Line by line, return everything in the listing exactly.

◆ DATA TO PROCESS
━━━━━━━━━━━━━━━━━━━━
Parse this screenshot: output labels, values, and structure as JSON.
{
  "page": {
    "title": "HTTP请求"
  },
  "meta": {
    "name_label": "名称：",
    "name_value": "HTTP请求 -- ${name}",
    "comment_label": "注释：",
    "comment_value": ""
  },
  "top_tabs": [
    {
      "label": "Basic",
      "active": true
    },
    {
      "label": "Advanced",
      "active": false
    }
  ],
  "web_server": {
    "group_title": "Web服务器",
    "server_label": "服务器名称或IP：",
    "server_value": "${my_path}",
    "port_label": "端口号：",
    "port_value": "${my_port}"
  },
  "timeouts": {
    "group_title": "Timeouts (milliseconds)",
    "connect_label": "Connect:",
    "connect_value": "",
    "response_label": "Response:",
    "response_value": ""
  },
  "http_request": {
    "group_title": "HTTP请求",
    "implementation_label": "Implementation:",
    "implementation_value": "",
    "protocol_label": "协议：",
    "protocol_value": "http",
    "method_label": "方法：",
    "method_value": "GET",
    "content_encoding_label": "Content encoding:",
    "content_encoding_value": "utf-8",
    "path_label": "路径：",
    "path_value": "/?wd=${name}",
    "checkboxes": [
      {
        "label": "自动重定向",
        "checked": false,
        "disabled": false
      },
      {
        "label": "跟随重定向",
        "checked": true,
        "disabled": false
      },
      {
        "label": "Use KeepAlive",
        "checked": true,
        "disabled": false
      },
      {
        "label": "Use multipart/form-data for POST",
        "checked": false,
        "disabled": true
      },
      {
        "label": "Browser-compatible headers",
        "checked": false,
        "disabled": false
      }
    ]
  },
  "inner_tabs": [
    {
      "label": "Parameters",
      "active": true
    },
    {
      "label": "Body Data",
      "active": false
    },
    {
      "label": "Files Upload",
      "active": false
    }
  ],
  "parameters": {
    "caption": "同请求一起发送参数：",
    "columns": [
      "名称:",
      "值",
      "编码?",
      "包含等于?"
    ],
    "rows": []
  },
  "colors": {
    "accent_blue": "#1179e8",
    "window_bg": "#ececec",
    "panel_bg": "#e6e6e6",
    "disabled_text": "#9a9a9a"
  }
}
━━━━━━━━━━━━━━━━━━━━
◆ WRITTEN SOLUTION
Parse this screenshot: output labels, values, and structure as JSON.
{
  "page": {
    "title": "HTTP请求"
  },
  "meta": {
    "name_label": "名称：",
    "name_value": "HTTP请求 -- ${name}",
    "comment_label": "注释：",
    "comment_value": ""
  },
  "top_tabs": [
    {
      "label": "Basic",
      "active": true
    },
    {
      "label": "Advanced",
      "active": false
    }
  ],
  "web_server": {
    "group_title": "Web服务器",
    "server_label": "服务器名称或IP：",
    "server_value": "${my_path}",
    "port_label": "端口号：",
    "port_value": "${my_port}"
  },
  "timeouts": {
    "group_title": "Timeouts (milliseconds)",
    "connect_label": "Connect:",
    "connect_value": "",
    "response_label": "Response:",
    "response_value": ""
  },
  "http_request": {
    "group_title": "HTTP请求",
    "implementation_label": "Implementation:",
    "implementation_value": "",
    "protocol_label": "协议：",
    "protocol_value": "http",
    "method_label": "方法：",
    "method_value": "GET",
    "content_encoding_label": "Content encoding:",
    "content_encoding_value": "utf-8",
    "path_label": "路径：",
    "path_value": "/?wd=${name}",
    "checkboxes": [
      {
        "label": "自动重定向",
        "checked": false,
        "disabled": false
      },
      {
        "label": "跟随重定向",
        "checked": true,
        "disabled": false
      },
      {
        "label": "Use KeepAlive",
        "checked": true,
        "disabled": false
      },
      {
        "label": "Use multipart/form-data for POST",
        "checked": false,
        "disabled": true
      },
      {
        "label": "Browser-compatible headers",
        "checked": false,
        "disabled": false
      }
    ]
  },
  "inner_tabs": [
    {
      "label": "Parameters",
      "active": true
    },
    {
      "label": "Body Data",
      "active": false
    },
    {
      "label": "Files Upload",
      "active": false
    }
  ],
  "parameters": {
    "caption": "同请求一起发送参数：",
    "columns": [
      "名称:",
      "值",
      "编码?",
      "包含等于?"
    ],
    "rows": []
  },
  "colors": {
    "accent_blue": "#1179e8",
    "window_bg": "#ececec",
    "panel_bg": "#e6e6e6",
    "disabled_text": "#9a9a9a"
  }
}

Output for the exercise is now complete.